Industry Insight - by Cara Joy David
Industry Exclusive: Solving This Year's Biggest Tony Nomination Mysteries
As we enter into this, the most industry of all industry times, there are some Tony related questions that many believe need answering.
1) How did we get six Best Performance by an Actress in a Musical nominees?
The rule technically is that there are four nominees in every category except, if there are at least seven eligible in a performance category, there shall be five nominees. (The Administration Committee, ignoring the written rule, randomly announced last week that the 'five nominee' rule would apply to the 26 categories where there were over nine candidates, but that doesn't change this answer.) The only way you get to six is if there is a tie for the last slot. In the cases of a two-way or three-way tie, all those people get to join in on the fun. (No official policy on ties numbering 4 or above.) This is how we got, for example, six nominations for Best Performance by an Actor in a Featured Role in a Play in 2015.
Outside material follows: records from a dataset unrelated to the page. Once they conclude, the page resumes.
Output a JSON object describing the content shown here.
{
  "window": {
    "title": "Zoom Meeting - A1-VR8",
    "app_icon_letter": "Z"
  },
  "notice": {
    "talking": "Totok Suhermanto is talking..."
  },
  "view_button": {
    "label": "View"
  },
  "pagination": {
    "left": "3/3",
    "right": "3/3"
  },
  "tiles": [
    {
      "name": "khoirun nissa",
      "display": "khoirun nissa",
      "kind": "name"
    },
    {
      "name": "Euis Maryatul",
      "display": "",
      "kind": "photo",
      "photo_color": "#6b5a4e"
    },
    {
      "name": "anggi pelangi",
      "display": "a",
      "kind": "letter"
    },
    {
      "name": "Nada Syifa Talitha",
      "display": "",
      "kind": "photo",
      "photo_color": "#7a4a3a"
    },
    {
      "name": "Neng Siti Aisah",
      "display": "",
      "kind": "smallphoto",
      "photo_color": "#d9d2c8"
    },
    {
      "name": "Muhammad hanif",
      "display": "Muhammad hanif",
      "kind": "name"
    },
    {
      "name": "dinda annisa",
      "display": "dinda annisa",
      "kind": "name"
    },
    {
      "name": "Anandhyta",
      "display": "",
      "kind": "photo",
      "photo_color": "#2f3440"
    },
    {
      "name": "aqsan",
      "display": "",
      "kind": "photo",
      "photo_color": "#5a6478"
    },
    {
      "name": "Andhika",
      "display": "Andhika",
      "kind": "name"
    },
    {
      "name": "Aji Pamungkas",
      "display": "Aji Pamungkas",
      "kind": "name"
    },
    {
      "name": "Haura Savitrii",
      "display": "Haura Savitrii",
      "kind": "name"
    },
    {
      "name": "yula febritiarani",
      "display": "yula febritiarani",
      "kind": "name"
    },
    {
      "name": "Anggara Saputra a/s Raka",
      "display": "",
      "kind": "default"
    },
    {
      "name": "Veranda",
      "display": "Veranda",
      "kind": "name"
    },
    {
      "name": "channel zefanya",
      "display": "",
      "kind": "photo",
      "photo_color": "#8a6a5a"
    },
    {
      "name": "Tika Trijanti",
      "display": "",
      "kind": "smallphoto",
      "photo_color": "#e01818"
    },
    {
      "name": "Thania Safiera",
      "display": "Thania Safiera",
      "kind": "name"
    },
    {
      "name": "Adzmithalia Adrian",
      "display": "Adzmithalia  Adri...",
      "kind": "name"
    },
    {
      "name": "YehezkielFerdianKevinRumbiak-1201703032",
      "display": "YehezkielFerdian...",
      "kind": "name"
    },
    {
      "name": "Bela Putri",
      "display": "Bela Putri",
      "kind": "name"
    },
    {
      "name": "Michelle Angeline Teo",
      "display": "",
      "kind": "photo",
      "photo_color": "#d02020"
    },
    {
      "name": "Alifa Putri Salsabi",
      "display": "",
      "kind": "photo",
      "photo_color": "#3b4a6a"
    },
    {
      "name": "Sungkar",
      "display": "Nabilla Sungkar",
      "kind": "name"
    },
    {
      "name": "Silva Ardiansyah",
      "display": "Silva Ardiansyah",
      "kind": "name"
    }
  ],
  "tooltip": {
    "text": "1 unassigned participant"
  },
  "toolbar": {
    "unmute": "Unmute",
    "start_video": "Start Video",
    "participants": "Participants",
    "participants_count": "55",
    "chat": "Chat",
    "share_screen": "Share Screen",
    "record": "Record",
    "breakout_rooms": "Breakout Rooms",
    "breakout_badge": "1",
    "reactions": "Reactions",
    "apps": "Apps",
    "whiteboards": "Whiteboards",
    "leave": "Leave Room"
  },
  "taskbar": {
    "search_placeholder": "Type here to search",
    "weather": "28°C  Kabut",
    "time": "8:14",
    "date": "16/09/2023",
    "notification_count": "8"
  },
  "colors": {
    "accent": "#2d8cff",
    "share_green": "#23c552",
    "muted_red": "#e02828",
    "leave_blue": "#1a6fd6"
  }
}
2) How was ANGELS IN AMERICA nominated for Best Score? And, if that score was, why wasn't the score for HARRY POTTER?
There is no reason music from plays cannot be eligible, so they are. The category is "Best Original Score (Music and/or Lyrics) Written for the Theatre." There is no mention of whether that score is for a musical or play. Now, of course, music for a musical is more likely to be nominated because there is generally more of it or, at the very least, more that stands out. But there are plays that have snuck in there before. In 1999, Jeanine Tesori was nominated for her score for TWELFTH NIGHT. Branford Marsalis was nominated for his score for FENCES in 2010. Then there are plays with more traditional songs that have also been nominated, e.g. Grant Olding for ONE MAN, TWO GUVNORS.
The thing about HARRY POTTER AND THE CURSED CHILD, PARTS ONE AND TWO is that its score by Imogen Heap was ruled ineligible not because it was for a play but because the majority of it was not written for this show. Whether a score is eligible is in the discretion of the Tony Awards Administration Committee but they generally use the following guideline: over 50% written for this production, you're eligible, under 50% you're not. Heap borrowed from much of her other work for the score of the play. Therefore, despite the fact that the score plays an important part of the experience of HARRY POTTER, she was not eligible in this category.
Whereas a production spokesperson confirmed Adrian Sutton wrote all the music for ANGELS IN AMERICA solely for this production of ANGELS IN AMERICA. So he was eligible and, in a year with slim musical offerings, slipped in.
Of course there still is the issue of how we have five nominees in this category. I'm not sure what nine shows were eligible, so I don't know how the category was automatically bumped up to five. The rule regarding including a fifth (or sixth) nominee in the case of a tie only applies to performance categories--other ties should be broken--so there must be a play with original music that isn't on my list. A spokesperson for the awards had not yet returned an email asking for comment, but this story will be updated when that occurs.
This is the most complicated question. The Tony Awards have a long history of giving Tonys to people who have concerts or special shows here and aren't eligible for anything else.
The Tony Awards Administration Committee may, in its discretion, give a "Special Tony Award" to a production or element of that production if that production or element is not eligible for any other category. Thus in 1974, before she was a Best Actress winner, Bette Midler received a Tony "for adding lustre to the Broadway season" after her concert ran for 19 performances in December. That pretty much explains Bruce Springsteen, though there was no mention of "lustre" in the announcement, which focused more on his current acclaimed Broadway show.
Leguizamo is trickier. According to the official Tony statement, "Leguizamo will be recognized for his body of work and for his commitment to the theatre, bringing diverse stories and audiences to Broadway for three decades." So he's not being recognized for LATIN HISTORY FOR MORONS, which makes sense because, under the rules, he should not be able to be recognized for that. LATIN HISTORY FOR MORONS was eligible for, and nominated for, Best Play, making it ineligible for a Special Tony Award. Leguizamo himself was eligible (though not nominated) for Best Performance by an Actor in a Play. The reasoning for giving this award to Leguizamo is more in line with the reasoning for a Lifetime Achievement Tony Award or a Tony Honor for Excellence in the Theatre than it is the Special Tony Award. And of course those recipients have already been chosen. Therefore why, and how, this Tony came to be is a mystery. Clearly someone on the Administration Committee thought it was a good idea to honor Leguizamo, but, based on the rules themselves, it remains curious why this was the method chosen.